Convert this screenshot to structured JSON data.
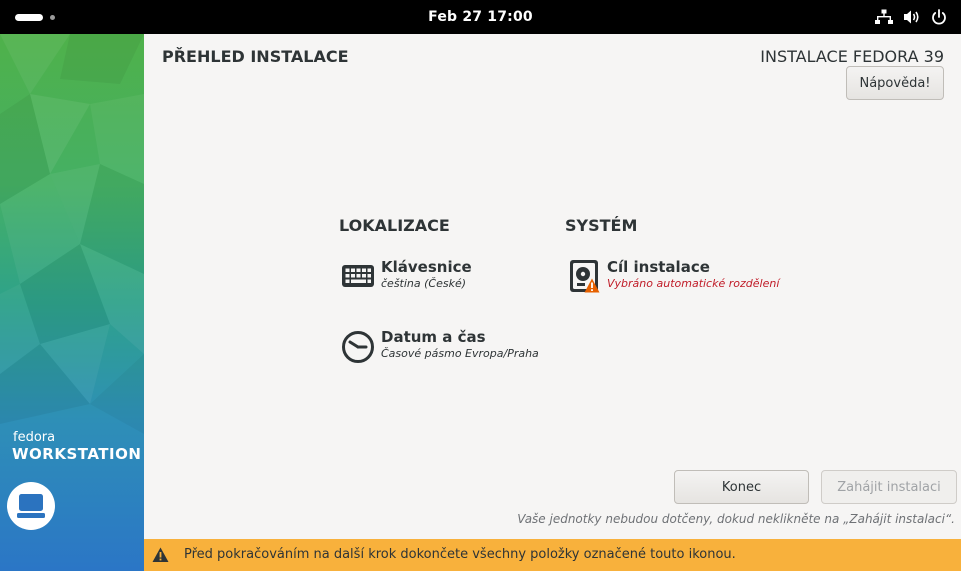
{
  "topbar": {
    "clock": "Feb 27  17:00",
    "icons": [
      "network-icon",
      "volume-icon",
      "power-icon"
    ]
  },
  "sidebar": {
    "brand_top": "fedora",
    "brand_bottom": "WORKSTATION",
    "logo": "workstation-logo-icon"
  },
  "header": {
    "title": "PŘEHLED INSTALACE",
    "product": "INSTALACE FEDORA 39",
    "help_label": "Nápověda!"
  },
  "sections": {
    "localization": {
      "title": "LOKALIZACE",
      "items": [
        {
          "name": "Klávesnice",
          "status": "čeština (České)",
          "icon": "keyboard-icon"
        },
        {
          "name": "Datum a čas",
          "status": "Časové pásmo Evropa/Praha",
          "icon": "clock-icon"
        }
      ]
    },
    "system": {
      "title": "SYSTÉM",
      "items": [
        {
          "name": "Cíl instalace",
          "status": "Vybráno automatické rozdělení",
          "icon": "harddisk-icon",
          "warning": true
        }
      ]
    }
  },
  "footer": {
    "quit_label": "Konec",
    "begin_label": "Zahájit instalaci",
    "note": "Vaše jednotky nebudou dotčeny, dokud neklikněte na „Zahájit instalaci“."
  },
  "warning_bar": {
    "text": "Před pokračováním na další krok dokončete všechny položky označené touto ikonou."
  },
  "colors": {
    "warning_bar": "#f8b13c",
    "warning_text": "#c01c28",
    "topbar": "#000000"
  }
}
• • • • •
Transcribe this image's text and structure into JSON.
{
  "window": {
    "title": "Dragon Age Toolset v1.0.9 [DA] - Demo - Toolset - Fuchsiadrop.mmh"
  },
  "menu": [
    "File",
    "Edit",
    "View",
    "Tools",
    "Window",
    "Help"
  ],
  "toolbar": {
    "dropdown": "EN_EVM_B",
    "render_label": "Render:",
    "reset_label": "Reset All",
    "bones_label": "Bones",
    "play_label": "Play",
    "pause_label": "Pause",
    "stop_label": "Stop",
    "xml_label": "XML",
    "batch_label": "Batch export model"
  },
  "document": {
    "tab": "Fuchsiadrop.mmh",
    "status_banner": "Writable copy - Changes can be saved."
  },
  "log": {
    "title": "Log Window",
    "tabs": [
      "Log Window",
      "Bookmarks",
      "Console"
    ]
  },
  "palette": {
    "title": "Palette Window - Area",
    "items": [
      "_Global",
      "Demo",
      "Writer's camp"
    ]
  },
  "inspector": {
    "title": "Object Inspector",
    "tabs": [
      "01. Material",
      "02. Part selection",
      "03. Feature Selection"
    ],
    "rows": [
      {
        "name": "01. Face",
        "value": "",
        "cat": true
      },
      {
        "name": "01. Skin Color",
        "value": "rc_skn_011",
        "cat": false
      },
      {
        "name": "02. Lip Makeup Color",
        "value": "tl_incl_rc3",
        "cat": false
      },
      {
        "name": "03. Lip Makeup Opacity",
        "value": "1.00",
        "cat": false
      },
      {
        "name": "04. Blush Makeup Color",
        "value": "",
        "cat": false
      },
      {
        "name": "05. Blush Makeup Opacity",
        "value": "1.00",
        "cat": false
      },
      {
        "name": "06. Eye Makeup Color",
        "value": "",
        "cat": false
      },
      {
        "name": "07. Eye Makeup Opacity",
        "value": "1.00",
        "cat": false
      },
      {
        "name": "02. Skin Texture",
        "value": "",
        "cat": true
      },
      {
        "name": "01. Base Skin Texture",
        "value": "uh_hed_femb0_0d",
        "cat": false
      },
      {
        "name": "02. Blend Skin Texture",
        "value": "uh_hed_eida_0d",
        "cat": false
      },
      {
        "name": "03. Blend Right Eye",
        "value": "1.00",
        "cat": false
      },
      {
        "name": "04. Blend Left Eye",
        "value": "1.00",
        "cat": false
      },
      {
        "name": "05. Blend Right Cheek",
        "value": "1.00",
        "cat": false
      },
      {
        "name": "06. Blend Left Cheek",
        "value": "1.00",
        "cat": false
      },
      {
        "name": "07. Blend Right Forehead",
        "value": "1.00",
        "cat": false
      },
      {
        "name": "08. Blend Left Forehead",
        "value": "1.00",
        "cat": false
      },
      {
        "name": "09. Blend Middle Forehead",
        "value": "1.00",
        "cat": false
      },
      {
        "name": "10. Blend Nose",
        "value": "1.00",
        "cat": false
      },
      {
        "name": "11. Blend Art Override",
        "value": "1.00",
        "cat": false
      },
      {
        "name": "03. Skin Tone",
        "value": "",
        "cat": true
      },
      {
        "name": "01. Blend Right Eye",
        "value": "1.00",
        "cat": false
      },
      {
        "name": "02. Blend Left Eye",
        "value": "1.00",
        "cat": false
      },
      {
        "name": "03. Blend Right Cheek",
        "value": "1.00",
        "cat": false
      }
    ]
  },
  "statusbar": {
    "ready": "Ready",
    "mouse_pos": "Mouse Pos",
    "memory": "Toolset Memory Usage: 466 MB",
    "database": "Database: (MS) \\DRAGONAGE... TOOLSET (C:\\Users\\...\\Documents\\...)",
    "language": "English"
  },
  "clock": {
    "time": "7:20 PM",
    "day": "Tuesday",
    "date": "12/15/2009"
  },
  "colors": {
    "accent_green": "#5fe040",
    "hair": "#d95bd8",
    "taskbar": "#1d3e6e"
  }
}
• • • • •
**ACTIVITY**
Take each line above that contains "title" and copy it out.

**SOLUTION BELOW**
    "title": "PŘEHLED INSTALACE",
      "title": "LOKALIZACE",
      "title": "SYSTÉM",
    "title": "Dragon Age Toolset v1.0.9 [DA] - Demo - Toolset - Fuchsiadrop.mmh"
    "title": "Log Window",
    "title": "Palette Window - Area",
    "title": "Object Inspector",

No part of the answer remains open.